Record extracts Start Marker

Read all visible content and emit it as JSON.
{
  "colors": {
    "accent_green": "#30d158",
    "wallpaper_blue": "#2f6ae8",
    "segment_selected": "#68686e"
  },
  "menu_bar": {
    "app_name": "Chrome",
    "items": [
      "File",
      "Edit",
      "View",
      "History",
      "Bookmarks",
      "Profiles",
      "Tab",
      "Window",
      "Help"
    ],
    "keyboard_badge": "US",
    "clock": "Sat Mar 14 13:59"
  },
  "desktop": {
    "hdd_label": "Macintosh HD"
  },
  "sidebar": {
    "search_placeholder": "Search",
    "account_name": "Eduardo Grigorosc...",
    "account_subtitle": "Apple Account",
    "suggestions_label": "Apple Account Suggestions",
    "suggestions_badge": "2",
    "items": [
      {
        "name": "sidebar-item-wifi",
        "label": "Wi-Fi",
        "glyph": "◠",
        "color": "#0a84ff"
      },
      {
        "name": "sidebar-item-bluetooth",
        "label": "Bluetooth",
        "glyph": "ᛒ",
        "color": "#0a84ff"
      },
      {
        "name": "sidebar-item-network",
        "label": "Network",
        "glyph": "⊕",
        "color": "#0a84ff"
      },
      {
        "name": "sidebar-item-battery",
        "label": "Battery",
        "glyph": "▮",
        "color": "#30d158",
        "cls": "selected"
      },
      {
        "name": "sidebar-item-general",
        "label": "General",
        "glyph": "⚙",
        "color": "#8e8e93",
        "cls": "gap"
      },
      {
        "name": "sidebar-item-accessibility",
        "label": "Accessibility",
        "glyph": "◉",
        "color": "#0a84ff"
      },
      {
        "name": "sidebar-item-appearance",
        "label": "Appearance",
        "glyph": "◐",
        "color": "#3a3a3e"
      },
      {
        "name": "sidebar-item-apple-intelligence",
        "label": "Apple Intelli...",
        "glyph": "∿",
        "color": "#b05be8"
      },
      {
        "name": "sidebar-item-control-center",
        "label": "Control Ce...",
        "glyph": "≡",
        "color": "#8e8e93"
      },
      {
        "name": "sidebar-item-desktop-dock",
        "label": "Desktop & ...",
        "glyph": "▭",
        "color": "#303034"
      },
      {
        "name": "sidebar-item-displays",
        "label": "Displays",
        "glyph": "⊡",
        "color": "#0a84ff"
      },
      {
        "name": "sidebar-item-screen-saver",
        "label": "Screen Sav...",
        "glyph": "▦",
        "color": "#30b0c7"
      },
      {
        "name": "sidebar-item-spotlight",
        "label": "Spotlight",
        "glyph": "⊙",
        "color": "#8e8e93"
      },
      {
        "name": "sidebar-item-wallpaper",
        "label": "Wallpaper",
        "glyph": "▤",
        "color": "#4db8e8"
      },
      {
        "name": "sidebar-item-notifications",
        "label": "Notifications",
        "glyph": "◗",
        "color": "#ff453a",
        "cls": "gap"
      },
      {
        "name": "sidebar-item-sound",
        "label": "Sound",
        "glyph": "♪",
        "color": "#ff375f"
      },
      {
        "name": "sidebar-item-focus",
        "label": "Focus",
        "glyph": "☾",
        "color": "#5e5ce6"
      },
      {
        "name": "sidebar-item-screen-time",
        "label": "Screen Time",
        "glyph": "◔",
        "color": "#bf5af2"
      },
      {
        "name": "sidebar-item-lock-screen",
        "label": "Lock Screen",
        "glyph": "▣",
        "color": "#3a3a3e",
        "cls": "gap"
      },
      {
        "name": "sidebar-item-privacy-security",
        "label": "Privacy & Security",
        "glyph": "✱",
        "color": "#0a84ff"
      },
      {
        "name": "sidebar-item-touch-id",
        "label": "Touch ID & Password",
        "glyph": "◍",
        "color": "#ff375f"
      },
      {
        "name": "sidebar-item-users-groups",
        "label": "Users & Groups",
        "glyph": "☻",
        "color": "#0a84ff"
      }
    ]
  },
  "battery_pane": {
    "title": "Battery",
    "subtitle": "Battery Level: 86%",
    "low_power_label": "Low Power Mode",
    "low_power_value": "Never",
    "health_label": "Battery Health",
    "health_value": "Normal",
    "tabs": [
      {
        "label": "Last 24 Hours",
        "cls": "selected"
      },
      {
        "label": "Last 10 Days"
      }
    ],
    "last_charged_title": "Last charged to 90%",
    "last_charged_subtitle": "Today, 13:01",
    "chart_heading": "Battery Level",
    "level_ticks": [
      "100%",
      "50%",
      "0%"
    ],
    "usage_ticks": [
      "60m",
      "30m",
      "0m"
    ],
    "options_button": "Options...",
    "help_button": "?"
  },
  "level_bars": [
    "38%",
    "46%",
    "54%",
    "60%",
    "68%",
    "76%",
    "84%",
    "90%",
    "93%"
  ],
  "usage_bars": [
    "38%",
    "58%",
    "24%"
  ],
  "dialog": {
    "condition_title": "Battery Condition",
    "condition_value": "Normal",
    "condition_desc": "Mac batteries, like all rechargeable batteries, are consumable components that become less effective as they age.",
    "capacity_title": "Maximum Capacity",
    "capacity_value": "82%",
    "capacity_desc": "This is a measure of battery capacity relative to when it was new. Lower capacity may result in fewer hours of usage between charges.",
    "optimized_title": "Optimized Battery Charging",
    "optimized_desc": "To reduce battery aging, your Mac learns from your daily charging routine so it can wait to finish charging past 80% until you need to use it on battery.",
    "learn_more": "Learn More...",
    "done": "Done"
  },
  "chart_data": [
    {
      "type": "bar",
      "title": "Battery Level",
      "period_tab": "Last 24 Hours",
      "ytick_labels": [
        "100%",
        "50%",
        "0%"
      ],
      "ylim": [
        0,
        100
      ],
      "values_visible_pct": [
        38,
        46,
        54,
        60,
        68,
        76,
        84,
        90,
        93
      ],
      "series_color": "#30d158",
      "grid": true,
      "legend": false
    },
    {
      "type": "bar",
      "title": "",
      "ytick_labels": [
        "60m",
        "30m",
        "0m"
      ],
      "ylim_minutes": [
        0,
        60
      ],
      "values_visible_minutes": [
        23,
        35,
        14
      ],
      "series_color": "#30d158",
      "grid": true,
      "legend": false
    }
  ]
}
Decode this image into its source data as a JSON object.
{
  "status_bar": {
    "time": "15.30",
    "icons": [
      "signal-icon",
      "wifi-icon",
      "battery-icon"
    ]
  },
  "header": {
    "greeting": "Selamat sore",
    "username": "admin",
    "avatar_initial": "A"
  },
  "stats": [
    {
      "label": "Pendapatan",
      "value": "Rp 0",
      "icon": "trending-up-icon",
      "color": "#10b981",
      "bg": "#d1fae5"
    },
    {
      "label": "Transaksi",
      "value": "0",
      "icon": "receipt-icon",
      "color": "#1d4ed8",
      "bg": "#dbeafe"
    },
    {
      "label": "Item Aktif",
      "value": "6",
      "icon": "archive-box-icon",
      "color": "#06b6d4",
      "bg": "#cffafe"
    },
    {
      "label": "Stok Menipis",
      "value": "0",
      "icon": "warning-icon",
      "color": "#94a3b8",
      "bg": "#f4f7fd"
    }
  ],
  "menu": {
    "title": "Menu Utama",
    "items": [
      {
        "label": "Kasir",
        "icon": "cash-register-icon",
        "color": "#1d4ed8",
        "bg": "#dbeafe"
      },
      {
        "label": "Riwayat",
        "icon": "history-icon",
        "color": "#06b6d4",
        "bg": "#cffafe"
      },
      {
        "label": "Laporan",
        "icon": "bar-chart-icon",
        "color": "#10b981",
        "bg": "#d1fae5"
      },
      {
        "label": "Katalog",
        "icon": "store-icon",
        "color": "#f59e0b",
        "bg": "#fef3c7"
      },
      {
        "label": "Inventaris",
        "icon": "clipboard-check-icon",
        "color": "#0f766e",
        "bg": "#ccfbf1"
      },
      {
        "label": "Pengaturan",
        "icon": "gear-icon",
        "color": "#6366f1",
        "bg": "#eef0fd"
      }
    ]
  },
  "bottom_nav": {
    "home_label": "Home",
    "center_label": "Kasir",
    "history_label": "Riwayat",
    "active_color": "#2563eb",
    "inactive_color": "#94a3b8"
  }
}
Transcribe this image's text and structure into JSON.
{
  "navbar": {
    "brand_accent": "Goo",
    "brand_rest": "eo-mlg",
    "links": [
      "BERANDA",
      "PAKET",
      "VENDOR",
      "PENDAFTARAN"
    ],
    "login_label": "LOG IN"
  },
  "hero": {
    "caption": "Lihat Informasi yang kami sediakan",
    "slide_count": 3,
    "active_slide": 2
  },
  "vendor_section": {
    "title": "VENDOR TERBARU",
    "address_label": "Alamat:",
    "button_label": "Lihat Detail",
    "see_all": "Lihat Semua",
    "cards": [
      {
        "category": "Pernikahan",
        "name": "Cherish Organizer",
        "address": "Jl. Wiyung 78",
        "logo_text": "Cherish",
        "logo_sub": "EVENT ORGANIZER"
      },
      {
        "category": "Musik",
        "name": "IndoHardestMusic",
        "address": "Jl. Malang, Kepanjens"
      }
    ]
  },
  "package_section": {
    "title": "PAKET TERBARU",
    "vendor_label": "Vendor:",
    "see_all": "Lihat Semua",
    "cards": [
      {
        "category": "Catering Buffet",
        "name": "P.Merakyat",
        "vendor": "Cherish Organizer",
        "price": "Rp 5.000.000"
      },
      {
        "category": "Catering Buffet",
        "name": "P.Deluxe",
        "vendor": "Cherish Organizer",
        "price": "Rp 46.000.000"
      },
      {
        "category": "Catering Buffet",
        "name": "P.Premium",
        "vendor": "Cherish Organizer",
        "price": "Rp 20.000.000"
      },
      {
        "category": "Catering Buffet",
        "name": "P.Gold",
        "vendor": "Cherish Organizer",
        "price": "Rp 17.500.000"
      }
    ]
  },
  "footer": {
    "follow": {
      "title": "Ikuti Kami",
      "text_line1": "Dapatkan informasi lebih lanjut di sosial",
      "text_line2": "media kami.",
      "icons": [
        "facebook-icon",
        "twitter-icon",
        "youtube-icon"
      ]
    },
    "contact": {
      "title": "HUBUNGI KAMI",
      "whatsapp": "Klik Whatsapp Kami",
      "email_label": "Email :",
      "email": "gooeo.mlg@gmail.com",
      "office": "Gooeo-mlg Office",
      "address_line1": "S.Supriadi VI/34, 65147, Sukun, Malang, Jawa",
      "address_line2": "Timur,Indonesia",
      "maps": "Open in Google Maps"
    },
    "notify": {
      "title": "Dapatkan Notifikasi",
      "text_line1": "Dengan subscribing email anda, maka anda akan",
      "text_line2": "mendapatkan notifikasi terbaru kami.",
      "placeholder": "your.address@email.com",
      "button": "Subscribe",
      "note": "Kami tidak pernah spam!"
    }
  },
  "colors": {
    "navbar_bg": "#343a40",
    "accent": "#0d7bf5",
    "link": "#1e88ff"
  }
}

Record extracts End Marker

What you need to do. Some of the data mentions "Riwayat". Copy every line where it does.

Response for this exercise.
        "label": "Riwayat",
    "history_label": "Riwayat",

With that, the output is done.